If you’re a social scientist, you evaluate it.
That’s what the Aspen Planning and Evaluation Program did in one of the most extensive studies ever to look at the impact of documentary film in a global development setting (173 pages with attachments, for those counting). The recently released study presents data and findings for Women and Girls Lead Global, a partnership between ITVS, USAID, and the Ford Foundation, with additional evaluation support from the Bill and Melinda Gates Foundation: 5 years, 5 countries, 34 films, 60 partners, 21 major objectives. (You can skim the highlights in the executive summary.)
The full report is aimed at global development professionals, with its tables of data and references to behavior change and social norms. But there are some big takeaways for filmmakers, too—especially the many documentary producers who work tirelessly on important social issues, lead ambitious engagement campaigns, and seek new ways to prove impact.
Facilitated screenings change the way people see the world. The facilitated screenings at the heart of the Women and Girls Lead Global program helped move the dial on dozens of measures related to how people see the world, themselves and others. A consistent range of 15-30 percentage points (which is a lot!) was found across multiple issue and countries. One standout example: the number of young men who said they would intervene in sexual harassment more than doubled after screening and discussing three ITVS documentaries about female empowerment.
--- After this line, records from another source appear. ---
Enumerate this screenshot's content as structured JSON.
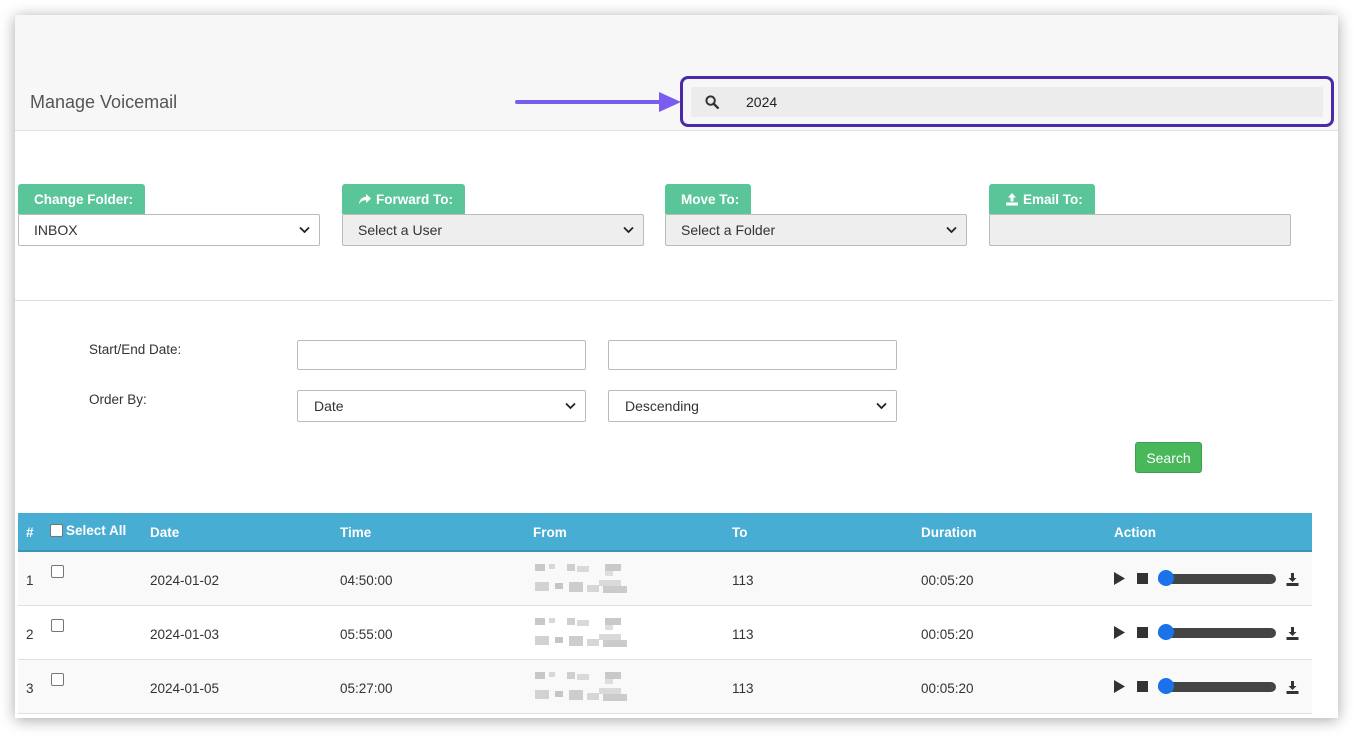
{
  "page_title": "Manage Voicemail",
  "search": {
    "value": "2024",
    "icon": "search-icon"
  },
  "actions": {
    "change_folder": {
      "label": "Change Folder:",
      "selected": "INBOX"
    },
    "forward_to": {
      "label": "Forward To:",
      "selected": "Select a User",
      "icon": "share-icon"
    },
    "move_to": {
      "label": "Move To:",
      "selected": "Select a Folder"
    },
    "email_to": {
      "label": "Email To:",
      "value": "",
      "icon": "upload-icon"
    }
  },
  "filters": {
    "date_label": "Start/End Date:",
    "start_date": "",
    "end_date": "",
    "order_label": "Order By:",
    "order_field": "Date",
    "order_direction": "Descending",
    "search_button": "Search"
  },
  "table": {
    "columns": {
      "num": "#",
      "select_all": "Select All",
      "date": "Date",
      "time": "Time",
      "from": "From",
      "to": "To",
      "duration": "Duration",
      "action": "Action"
    },
    "rows": [
      {
        "num": "1",
        "date": "2024-01-02",
        "time": "04:50:00",
        "to": "113",
        "duration": "00:05:20"
      },
      {
        "num": "2",
        "date": "2024-01-03",
        "time": "05:55:00",
        "to": "113",
        "duration": "00:05:20"
      },
      {
        "num": "3",
        "date": "2024-01-05",
        "time": "05:27:00",
        "to": "113",
        "duration": "00:05:20"
      }
    ]
  },
  "colors": {
    "header_blue": "#47add2",
    "label_green": "#5bc59a",
    "button_green": "#49b85a",
    "highlight_purple": "#4b2aa8",
    "arrow_purple": "#7b5cf0"
  }
}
Real change depends on the partner—but can be very powerful. In the 280 schools studied in Bangladesh where the project worked closely with the Ministry of Education, both child marriage and dropout rates dropped from roughly one in twenty to one in a hundred—or an estimated 1500 fewer child brides and/or teenage dropouts. Big institutional partners may be the hardest to bring on board, but they proved the most impactful to work with.
New tools are needed to measure the impact of “art.” Major studies like the report from Aspen are not feasible for most documentary filmmakers or organizations. With that in mind, ITVS developed and tested a prototype of DocSCALE, a new platform that could one day help filmmakers collect quick, cheaper, and better data—and do it in a way that’s more participatory with audiences and gathers insights in their own words. You can read more about the DocSCALE platform in this white paper or a more layman’s view in this recent article at Stanford Social Innovation Review.
The study is certainly not the final word on the impact of documentary film, and more studies are hopefully coming. But the next time a funder asks a filmmaker how we know that documentaries work, this report should be shared with them as a powerful piece of an age-old puzzle: proving the real-world impact of film.
From our blog
September 2, 2021
ITVS robust 2021 edition of its Independents Summit was jam-packed with panels of ITVS-funded filmmakers, industry partners, PBS reps, and thought leaders asking, What does "now" look like for documentary makers in a rapidly changing media landscape? Read on for our recap.
August 23, 2021
Get a sneak peek at the Summer 2021 ITVS Independents Summit, a series of conversations for funded filmmakers to talk about what is changing in the documentary industry, about what public media makers have gone through, and what ITVS has learned in a tumultuous year.
July 19, 2021
ITVS is proud to share Stories for a Stronger Nation, a report that represents the culmination of a months-long series of conversations convened by ITVS board members Garry Denny, Sharon La Cruise and Patricia Aufderheide and published in collaboration with the Center for Media & Social Impact (CMSI) at American University with support from Ford…